Data items:
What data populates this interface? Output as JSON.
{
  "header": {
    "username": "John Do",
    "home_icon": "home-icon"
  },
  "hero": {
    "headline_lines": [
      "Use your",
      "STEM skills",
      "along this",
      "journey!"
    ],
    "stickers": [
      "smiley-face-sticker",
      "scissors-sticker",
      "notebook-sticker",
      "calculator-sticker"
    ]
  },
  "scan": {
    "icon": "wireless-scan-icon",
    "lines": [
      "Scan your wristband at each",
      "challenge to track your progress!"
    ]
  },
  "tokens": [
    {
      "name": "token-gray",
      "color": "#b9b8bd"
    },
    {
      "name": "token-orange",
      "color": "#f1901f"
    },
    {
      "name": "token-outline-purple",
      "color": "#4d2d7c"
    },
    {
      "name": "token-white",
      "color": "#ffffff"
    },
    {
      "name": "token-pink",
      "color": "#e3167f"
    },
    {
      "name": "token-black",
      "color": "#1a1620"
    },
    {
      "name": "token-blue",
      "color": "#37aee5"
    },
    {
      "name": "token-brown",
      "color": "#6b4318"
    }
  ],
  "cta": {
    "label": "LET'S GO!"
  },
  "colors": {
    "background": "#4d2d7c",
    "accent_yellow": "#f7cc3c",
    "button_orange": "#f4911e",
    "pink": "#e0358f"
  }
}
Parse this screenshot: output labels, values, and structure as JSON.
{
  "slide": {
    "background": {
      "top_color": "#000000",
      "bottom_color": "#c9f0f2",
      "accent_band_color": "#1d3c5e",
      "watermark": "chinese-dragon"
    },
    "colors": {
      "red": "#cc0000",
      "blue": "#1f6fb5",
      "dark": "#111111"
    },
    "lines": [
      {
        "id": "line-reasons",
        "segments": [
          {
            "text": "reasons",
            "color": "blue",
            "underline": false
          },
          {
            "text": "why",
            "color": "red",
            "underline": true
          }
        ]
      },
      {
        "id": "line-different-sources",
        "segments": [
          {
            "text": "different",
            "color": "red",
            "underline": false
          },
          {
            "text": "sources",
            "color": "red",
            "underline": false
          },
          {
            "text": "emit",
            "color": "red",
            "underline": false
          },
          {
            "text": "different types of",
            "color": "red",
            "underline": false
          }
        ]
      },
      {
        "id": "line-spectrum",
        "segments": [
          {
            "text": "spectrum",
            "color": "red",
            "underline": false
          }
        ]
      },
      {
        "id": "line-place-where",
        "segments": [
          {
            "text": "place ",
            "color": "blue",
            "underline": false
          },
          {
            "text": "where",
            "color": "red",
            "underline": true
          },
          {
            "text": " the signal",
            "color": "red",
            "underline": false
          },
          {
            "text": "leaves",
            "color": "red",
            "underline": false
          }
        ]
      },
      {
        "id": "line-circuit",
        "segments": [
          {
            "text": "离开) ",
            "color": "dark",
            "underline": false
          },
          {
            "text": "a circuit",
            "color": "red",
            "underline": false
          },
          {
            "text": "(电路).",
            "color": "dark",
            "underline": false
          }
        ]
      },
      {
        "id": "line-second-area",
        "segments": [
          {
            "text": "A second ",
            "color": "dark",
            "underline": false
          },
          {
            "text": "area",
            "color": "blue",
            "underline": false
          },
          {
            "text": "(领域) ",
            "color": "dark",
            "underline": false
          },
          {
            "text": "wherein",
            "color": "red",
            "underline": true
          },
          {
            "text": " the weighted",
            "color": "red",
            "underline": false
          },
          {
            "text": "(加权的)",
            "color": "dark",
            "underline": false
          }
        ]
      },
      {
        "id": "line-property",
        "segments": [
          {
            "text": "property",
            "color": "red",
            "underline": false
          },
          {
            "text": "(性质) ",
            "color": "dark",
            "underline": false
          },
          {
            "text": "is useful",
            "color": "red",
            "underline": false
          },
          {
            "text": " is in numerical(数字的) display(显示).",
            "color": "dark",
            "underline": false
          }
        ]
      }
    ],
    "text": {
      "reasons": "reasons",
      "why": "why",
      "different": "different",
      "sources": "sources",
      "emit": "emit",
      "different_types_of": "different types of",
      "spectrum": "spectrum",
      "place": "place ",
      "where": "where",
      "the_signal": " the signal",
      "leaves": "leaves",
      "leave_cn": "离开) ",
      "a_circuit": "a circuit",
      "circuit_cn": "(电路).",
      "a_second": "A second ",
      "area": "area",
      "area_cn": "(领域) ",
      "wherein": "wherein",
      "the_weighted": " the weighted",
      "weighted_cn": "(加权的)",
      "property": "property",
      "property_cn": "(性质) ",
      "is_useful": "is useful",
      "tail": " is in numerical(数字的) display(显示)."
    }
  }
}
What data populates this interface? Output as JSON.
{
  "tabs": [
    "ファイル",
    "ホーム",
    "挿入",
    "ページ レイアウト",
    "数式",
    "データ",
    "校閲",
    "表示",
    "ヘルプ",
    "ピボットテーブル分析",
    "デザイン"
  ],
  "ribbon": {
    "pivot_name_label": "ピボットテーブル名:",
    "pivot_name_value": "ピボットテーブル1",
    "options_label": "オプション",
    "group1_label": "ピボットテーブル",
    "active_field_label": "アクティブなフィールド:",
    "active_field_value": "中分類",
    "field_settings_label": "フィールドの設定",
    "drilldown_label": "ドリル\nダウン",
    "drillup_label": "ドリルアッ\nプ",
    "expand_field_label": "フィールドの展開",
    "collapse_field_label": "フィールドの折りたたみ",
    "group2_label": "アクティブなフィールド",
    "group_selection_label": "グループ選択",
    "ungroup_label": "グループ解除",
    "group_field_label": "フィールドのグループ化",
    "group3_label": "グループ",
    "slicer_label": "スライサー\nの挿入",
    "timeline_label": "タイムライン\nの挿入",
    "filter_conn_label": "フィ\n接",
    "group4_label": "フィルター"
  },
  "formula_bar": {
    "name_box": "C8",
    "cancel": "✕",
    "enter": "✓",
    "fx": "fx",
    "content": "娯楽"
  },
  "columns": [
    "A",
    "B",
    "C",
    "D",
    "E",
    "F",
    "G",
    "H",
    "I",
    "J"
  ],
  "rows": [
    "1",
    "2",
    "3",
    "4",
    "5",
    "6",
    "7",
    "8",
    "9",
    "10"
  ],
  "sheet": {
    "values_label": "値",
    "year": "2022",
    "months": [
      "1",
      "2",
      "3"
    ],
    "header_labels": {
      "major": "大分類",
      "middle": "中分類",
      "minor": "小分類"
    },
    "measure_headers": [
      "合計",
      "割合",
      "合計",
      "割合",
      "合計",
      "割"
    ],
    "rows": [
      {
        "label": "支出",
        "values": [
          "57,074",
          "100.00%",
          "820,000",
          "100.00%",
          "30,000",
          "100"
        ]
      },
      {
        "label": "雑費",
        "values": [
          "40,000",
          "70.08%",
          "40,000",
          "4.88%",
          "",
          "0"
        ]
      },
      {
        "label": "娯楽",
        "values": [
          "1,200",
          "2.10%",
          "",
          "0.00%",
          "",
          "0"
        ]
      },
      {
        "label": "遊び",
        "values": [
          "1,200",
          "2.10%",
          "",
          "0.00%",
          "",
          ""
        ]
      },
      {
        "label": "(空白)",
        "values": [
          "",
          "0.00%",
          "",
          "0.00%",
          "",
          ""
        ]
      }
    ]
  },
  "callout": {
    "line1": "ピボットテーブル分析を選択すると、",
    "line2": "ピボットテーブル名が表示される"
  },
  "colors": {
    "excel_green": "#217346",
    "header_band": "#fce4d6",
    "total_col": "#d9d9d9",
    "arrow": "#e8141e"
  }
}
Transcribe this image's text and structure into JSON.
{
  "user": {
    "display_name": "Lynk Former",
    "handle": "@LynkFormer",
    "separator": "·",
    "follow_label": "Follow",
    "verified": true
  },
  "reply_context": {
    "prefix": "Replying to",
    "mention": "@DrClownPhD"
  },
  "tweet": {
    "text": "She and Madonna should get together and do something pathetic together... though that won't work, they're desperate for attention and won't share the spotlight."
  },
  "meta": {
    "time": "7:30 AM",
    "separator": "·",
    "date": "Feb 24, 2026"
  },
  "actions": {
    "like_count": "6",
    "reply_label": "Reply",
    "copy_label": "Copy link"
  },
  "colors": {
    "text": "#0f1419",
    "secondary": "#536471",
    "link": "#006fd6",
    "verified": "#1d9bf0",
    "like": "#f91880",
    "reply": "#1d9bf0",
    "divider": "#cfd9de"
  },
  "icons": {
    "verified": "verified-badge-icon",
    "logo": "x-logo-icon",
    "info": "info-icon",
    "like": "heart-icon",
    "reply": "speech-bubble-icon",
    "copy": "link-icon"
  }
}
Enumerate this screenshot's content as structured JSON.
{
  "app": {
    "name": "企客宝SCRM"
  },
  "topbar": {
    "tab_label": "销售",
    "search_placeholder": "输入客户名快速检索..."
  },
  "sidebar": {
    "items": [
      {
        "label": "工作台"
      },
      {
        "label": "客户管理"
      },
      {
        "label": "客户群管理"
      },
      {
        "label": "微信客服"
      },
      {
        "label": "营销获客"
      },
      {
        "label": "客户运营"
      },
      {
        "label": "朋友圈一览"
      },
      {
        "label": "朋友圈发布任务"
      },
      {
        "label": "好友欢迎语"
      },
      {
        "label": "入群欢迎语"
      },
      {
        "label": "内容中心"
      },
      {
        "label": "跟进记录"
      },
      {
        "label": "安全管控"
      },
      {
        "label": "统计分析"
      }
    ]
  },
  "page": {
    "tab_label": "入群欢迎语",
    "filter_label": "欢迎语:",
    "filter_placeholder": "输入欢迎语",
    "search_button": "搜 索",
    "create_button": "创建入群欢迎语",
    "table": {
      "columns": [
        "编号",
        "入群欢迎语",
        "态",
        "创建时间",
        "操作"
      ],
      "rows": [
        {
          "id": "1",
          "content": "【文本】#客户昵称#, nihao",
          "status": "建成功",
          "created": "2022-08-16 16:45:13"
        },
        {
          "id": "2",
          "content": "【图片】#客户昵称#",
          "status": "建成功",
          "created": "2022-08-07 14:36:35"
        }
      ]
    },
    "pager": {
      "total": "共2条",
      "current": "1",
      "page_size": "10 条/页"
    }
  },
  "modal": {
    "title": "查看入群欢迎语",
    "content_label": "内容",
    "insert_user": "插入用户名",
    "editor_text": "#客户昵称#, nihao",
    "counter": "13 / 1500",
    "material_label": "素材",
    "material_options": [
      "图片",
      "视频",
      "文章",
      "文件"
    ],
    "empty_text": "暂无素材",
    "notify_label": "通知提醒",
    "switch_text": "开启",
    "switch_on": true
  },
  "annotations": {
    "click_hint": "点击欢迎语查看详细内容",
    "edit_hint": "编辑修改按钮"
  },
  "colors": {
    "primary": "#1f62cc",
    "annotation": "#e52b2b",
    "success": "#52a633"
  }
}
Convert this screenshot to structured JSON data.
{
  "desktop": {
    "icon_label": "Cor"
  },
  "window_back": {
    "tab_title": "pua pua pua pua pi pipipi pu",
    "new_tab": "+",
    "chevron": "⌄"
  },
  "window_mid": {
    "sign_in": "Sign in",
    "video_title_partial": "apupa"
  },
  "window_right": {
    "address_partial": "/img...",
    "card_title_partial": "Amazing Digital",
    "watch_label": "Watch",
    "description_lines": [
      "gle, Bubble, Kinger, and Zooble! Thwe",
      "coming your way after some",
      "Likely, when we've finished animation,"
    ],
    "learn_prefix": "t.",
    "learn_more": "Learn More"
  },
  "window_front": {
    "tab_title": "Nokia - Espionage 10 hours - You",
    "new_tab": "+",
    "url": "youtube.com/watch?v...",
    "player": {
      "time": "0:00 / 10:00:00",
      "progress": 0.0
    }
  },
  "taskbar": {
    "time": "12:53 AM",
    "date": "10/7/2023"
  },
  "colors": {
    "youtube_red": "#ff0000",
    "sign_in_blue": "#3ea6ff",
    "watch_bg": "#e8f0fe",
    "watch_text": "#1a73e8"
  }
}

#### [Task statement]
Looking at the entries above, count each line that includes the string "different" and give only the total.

#### [Response]
5